5. D. Yu. Stepanov, J. Canning, I. Basset, and G.J. Cowle, “Distributed Feedback Ring All-Fibre Laser”, Trends in Optics and Photonics Series (TOPS) Vol.1, 291–295 (Optical Society of America, Washington D.C. USA), (1996)
6. E. Affolter and F.K. Kneubuhl, “Corrugated waveguide structure for distributed-feedback submillimeter-wave lasers,” Phys. Lett. 58A, 91–92, (1976)
7. H.P. Preiswerk, G. Kuttel, and F.K. Kneubuhl, “Helical distributed feedback gas laser,” Phys.

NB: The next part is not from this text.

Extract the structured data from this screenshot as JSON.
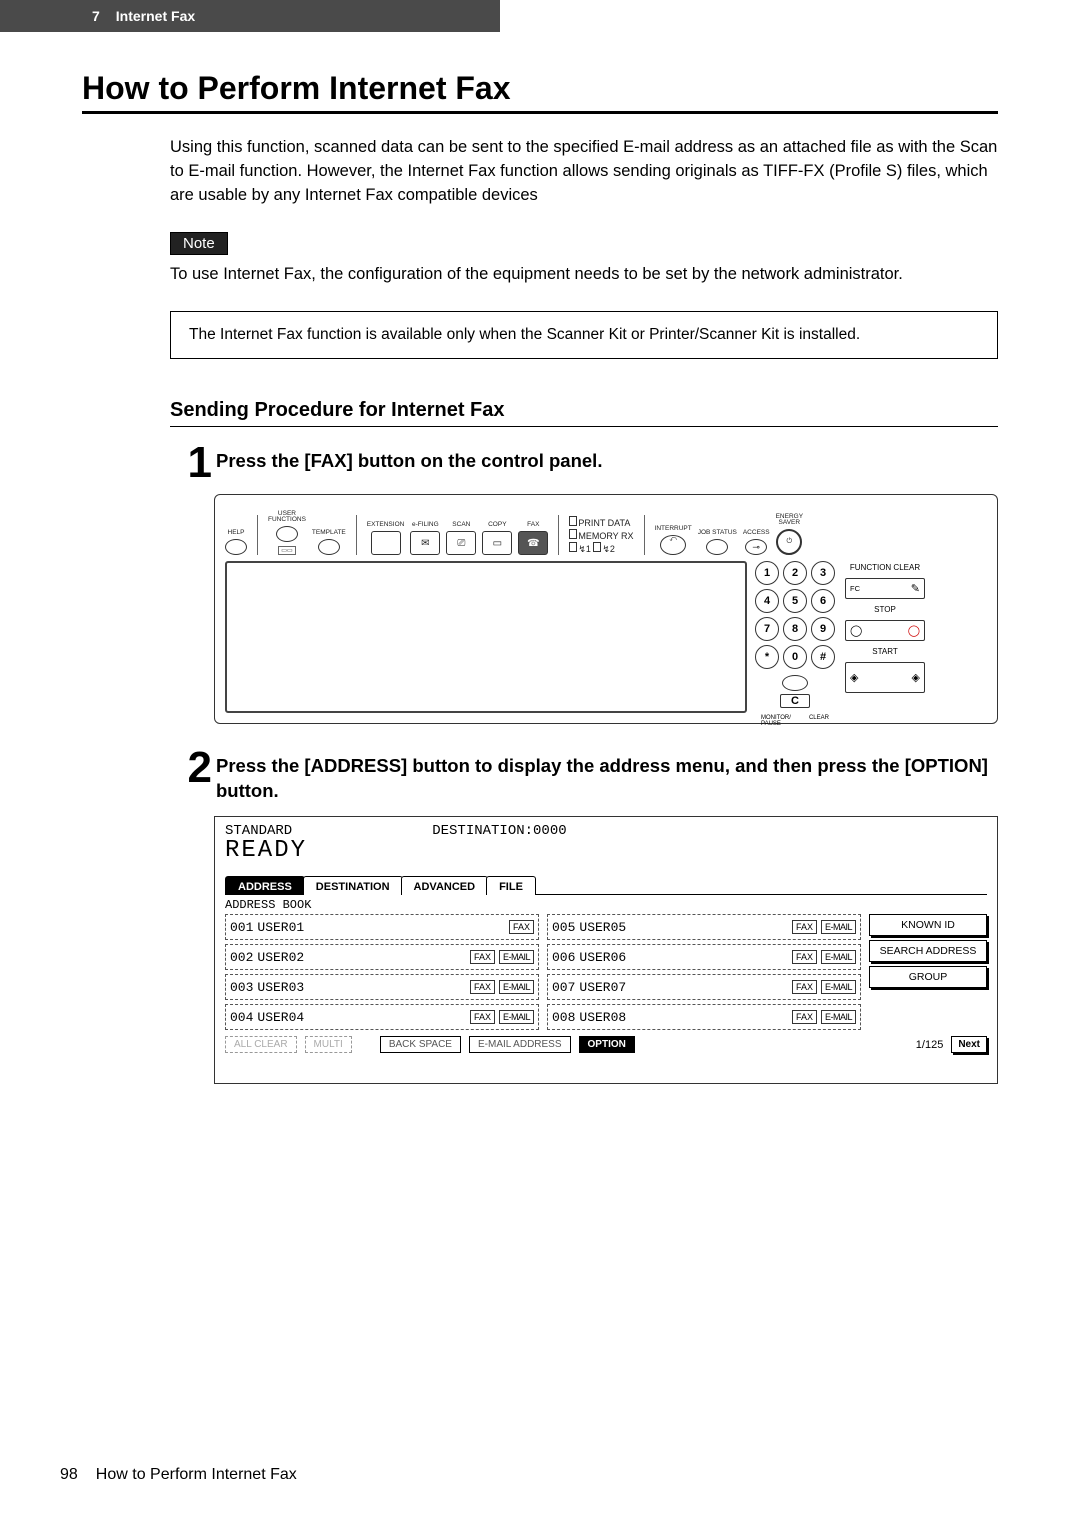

Lett. 93A, 15–17, (1982)
8. A. Michie and J. Canning, “Properties of a twisted DFB fibre laser”, Post-deadline paper, Proceedings of Australian Conference on Optical Fibre Technology (ACOFT 2002), Darling Harbor Sydney, Australia, (2002); see patent: J. Canning, A. Michie, “Helical feedback laser operation in a linear DFB laser,” PS2846
11. J. Limpert, T. Schreiber, S. Nolte, H. Zellmer, A. Tünnermann, R. Iliew, F. Lederer, J. Broeng, G. Vienne, A. Petersson, and C. Jakobsen, “High-power air-clad large-mode-area photonic crystal fibre laser,” Opt. Express 11, 818–823, (2003) [CrossRef] [PubMed]
12. J. Canning, M.G. Sceats, H.G. Inglis, and P. Hill, “Transient and permanent gratings in phosphosilicate optical fibres produced by the flash condensation technique,” Opt. Lett. 20, 2189–2191, (1995) [CrossRef] [PubMed]
13. J. Canning and P-F. Hu, “UV-induced losses in irradiated photo-hypersensitised optical fibres”, In Press, Opt. & Las. In Eng., (2002)
14. J. Canning, “Contemporary Thoughts on Glass Photosensitivity and their Practical Application,” Materials Forum 25, 60–87, (2001)